In 1846 they were obliged with many other saints to cross the Mississippi River in the dead of winter and travel across Iowa. It was during this difficult year of 1846 that James was ordained a High Priest. They settled in Council Bluffs, Iowa. However, friends they knew, the Frost family had moved to a place sixty miles down river called Nishmobatny.

So they moved to Nishmobatny. It was here on December 3, 1846 that their son Harvey married Margaret Elzirah Frost. They found work here splitting rails for a man named Jones. About the last of December they moved to a place called Honey Creek. On New Year's day they shot two wild turkey for dinner. They also gathered wild honey for their winter use.

The next winter the men built a school house, so the children could go to school that winter. In May 1848, they started their trek to Winter Quarters, Nebraska. They were assigned to the third division. Willard Richard's was the leader. Their company was organized with James Blake captain of 100, Barney Adams, captain of 50 and Andrew Cunningham captain of 10. Within a few days there was so much dissatisfaction that the company was divided into three companies. They were in the Andrew Cunningham company. They traveled so much faster that in a few days they passed the other two.

They arrived in the Salt Lake Valley on October 12, 1848. After one night in Salt Lake City, Andrew Cunningham and the Rawlins families drove to Little Cottonwood. They camped their for a time, then on to Big Cottonwood, where James, no doubt with the help for others built a house. Both James and Jane were 54 years old now.
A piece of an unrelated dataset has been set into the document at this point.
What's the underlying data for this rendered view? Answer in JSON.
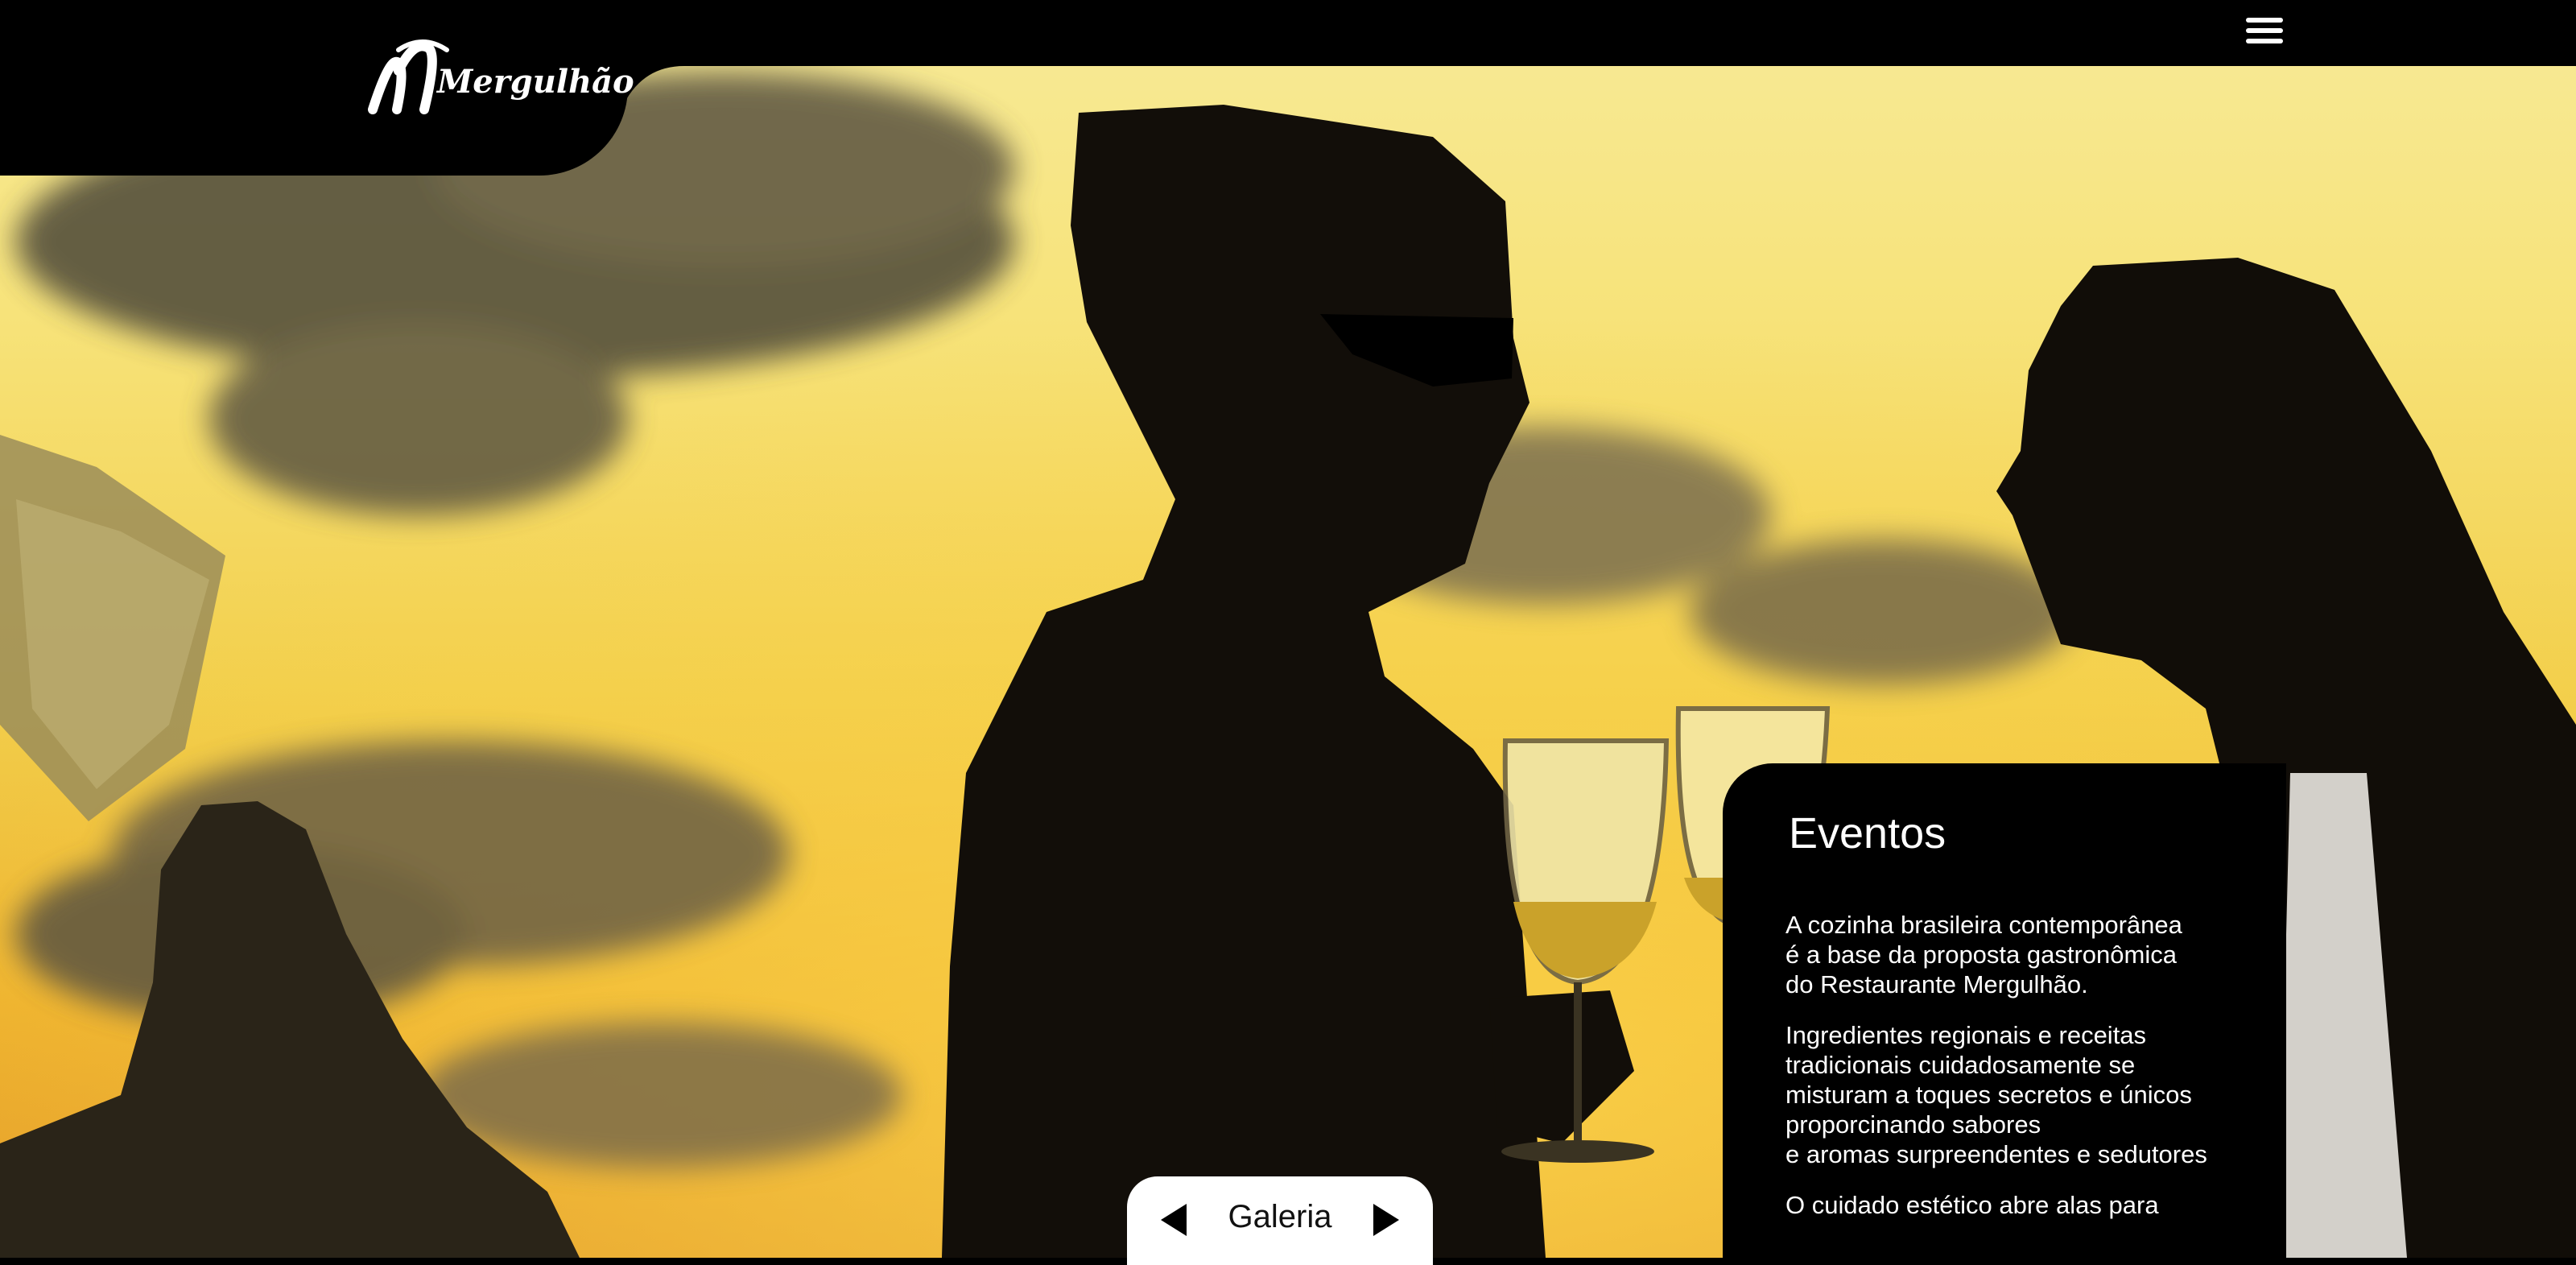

They lived in Big Cottonwood for about five years, then in 1852 they moved to Draper. On May 16,1856, he married his second wife, Harriet Wheat. Two years later though, his beloved wife of 42 years died on the 5th of April 1858. He also married a third wife, Rachel Hammitt.

In 1865 they moved again, this time to Spring City. Finally in 1871 they left the Salt Lake Valley and moved to Cache Valley. First to Richmond, then on to Lewiston, Utah.

They raised a wonderful family and left for their children a great heritage.

SOURCE: History of James Rawlins and Jane Sharp; John Shaw, September 1998.

view all 15

Jane Rawlings's Timeline

March 22, 1794
Barren County, Kentucky, United States
March 3, 1817
Age 22
Crawford, Indiana, USA
March 12, 1819
Age 24
Crawford County, Indiana, United States
February 27, 1821
Age 26
Whitehall, Green, Kentucky, USA
April 9, 1823
Age 29
Carlton, Green, Illinois, USA
February 14, 1825
Age 30
Apple Creek, Greene, Illinois, United States
September 19, 1827
Age 33
Apple Creek, Green, Illinois, USA
July 16, 1831
Age 37
Apple Creek, Green, Illinois, USA
January 6, 1834
Age 39
Adams, Illinois, USA